Samuel Shin and Dr. Scott Steffensen, Department of Psychology
Seizures are a disease that inflict millions with no reliable treatment or cure. One of the main difficulties behind treating seizures is the uncertainty behind the cause. In previous studies we performed we found that connexin-36 (Cx36) knockout (KO) mice may respond differently to stimuli that illicit seizures. From this we hoped to find evidence that gap junctions, specifically Cx36 in the hippocampus, played a role in seizures.
In behavioral studies we performed we found that it takes Cx36 KO mice a greater number of stimulations in order to reach a stage 4 seizure compared to wild-type mice. This was further demonstrated with in vivo studies measuring population spikes.
In our study, to substantiate the findings we found in our behavioral and in vivo studies, we wanted to add in vitro data to support the other data and provide a more comprehensive study.
Using a calcium dye, the cells in the hippocampus would glow under fluorescent light. With increased activity from an electrical stimulation, we expected that the cells would glow brighter. From prior knowledge, we knew that after cellular activity recovery would be exhibited and the cells would return to the original brightness. We hypothesized that the dye would show that the cells would gradually have an inhibited recovery. Then when comparing Cx36 KO mice from wild type mice we predicted that the KO mice would exhibit a more consistent recovery for longer recordings.

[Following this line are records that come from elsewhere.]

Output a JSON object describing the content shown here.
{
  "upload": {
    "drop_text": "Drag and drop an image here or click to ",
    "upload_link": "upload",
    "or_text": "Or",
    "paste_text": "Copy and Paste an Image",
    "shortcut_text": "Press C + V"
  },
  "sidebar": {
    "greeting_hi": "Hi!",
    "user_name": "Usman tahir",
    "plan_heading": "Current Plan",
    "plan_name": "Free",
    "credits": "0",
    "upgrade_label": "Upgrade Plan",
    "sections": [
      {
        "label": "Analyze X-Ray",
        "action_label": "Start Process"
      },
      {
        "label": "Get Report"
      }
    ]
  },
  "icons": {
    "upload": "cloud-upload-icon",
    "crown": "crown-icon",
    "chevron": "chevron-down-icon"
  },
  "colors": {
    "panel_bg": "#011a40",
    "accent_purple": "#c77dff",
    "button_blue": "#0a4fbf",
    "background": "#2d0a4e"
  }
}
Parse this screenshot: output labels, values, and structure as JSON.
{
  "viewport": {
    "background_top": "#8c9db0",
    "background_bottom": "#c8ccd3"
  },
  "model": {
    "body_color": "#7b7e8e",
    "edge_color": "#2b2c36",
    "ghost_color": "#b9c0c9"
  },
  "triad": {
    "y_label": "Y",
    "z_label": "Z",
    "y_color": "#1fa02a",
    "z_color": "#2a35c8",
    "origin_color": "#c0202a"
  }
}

Unfortunately our data was inconsistent at best. We struggled to find a reliable recipe for mixing the dye we used to stain the cells in the hippocampus. One of the main issues was that the dye would clog in the pipette we would use to administer it to the cells. Consequently, the dye was ineffective and prevented data from being acquired. For several months we worked on methods to improve the solution of our dye, but to no avail. As seen in the figure above, we achieved some promising results; however, they did not endure an experiment, which would show us evidence of seizure like activity in cells. After months of attempting experiments and different strategies, the costs and troubles began to be too high. In the end, we decided as a committee that it would be best to improve upon the results we previously had in order to strengthen the research.

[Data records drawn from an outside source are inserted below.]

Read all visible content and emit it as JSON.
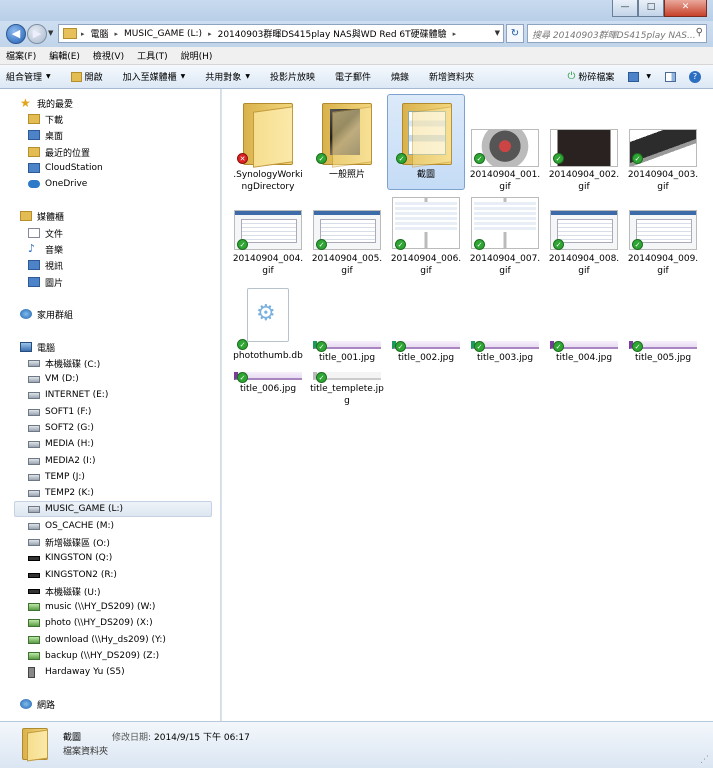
{
  "window": {
    "minimize_glyph": "—",
    "maximize_glyph": "□",
    "close_glyph": "✕"
  },
  "address": {
    "crumbs": [
      "電腦",
      "MUSIC_GAME (L:)",
      "20140903群暉DS415play NAS與WD Red 6T硬碟體驗"
    ],
    "search_placeholder": "搜尋 20140903群暉DS415play NAS..."
  },
  "menu": [
    "檔案(F)",
    "編輯(E)",
    "檢視(V)",
    "工具(T)",
    "說明(H)"
  ],
  "commands": {
    "organize": "組合管理",
    "open": "開啟",
    "include_library": "加入至媒體櫃",
    "share": "共用對象",
    "slideshow": "投影片放映",
    "email": "電子郵件",
    "burn": "燒錄",
    "new_folder": "新增資料夾",
    "shred": "粉碎檔案"
  },
  "nav": {
    "favorites": {
      "label": "我的最愛",
      "items": [
        "下載",
        "桌面",
        "最近的位置",
        "CloudStation",
        "OneDrive"
      ]
    },
    "libraries": {
      "label": "媒體櫃",
      "items": [
        "文件",
        "音樂",
        "視訊",
        "圖片"
      ]
    },
    "homegroup": "家用群組",
    "computer": {
      "label": "電腦",
      "items": [
        "本機磁碟 (C:)",
        "VM (D:)",
        "INTERNET (E:)",
        "SOFT1 (F:)",
        "SOFT2 (G:)",
        "MEDIA (H:)",
        "MEDIA2 (I:)",
        "TEMP (J:)",
        "TEMP2 (K:)",
        "MUSIC_GAME (L:)",
        "OS_CACHE (M:)",
        "新增磁碟區 (O:)",
        "KINGSTON (Q:)",
        "KINGSTON2 (R:)",
        "本機磁碟 (U:)",
        "music (\\\\HY_DS209) (W:)",
        "photo (\\\\HY_DS209) (X:)",
        "download (\\\\Hy_ds209) (Y:)",
        "backup (\\\\HY_DS209) (Z:)",
        "Hardaway Yu (S5)"
      ]
    },
    "network": "網路"
  },
  "files": [
    {
      "name": ".SynologyWorkingDirectory",
      "kind": "folder"
    },
    {
      "name": "一般照片",
      "kind": "folder-photo"
    },
    {
      "name": "截圖",
      "kind": "folder-screens"
    },
    {
      "name": "20140904_001.gif",
      "kind": "ph-hdd"
    },
    {
      "name": "20140904_002.gif",
      "kind": "ph-nas"
    },
    {
      "name": "20140904_003.gif",
      "kind": "ph-rail"
    },
    {
      "name": "20140904_004.gif",
      "kind": "ph-shot"
    },
    {
      "name": "20140904_005.gif",
      "kind": "ph-shot"
    },
    {
      "name": "20140904_006.gif",
      "kind": "ph-dual"
    },
    {
      "name": "20140904_007.gif",
      "kind": "ph-dual"
    },
    {
      "name": "20140904_008.gif",
      "kind": "ph-shot"
    },
    {
      "name": "20140904_009.gif",
      "kind": "ph-shot"
    },
    {
      "name": "photothumb.db",
      "kind": "doc"
    },
    {
      "name": "title_001.jpg",
      "kind": "banner"
    },
    {
      "name": "title_002.jpg",
      "kind": "banner"
    },
    {
      "name": "title_003.jpg",
      "kind": "banner"
    },
    {
      "name": "title_004.jpg",
      "kind": "banner"
    },
    {
      "name": "title_005.jpg",
      "kind": "banner"
    },
    {
      "name": "title_006.jpg",
      "kind": "banner"
    },
    {
      "name": "title_templete.jpg",
      "kind": "banner"
    }
  ],
  "details": {
    "name": "截圖",
    "type": "檔案資料夾",
    "modified_label": "修改日期:",
    "modified_value": "2014/9/15 下午 06:17"
  }
}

Despite the struggles, I was fortunate to present the research we had accomplished on a poster at the Fulton Mentored Research Conference in April 2012 and won first place in the category of Neuroscience. Additionally, we are currently working on publishing an article and plan to submit it to Hippocampus.

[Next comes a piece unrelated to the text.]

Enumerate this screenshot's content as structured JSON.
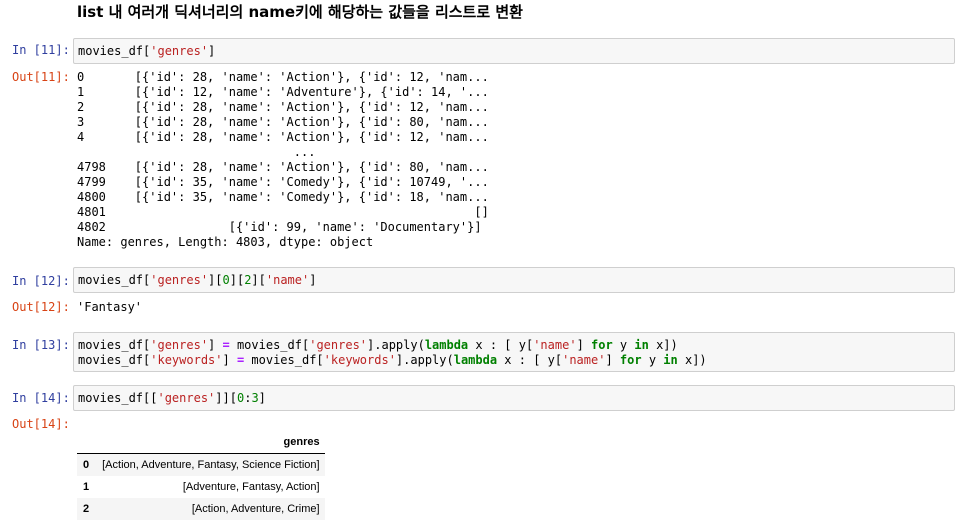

Furthermore, I was able to gain valuable experience as an undergraduate in the research process and was able to become more involved Dr. Scott Steffensen’s lab and contribute to other research projects that are currently progressing. Through the ORCA grant I was able to receive, I learned how to develop a research idea, write a proposal, and to carry out the research. Additionally, I learned about troubleshooting and the difficulties that may arise. While this project may not have seen any immediate success, it allowed me become involved in the research process and led me to other research opportunities.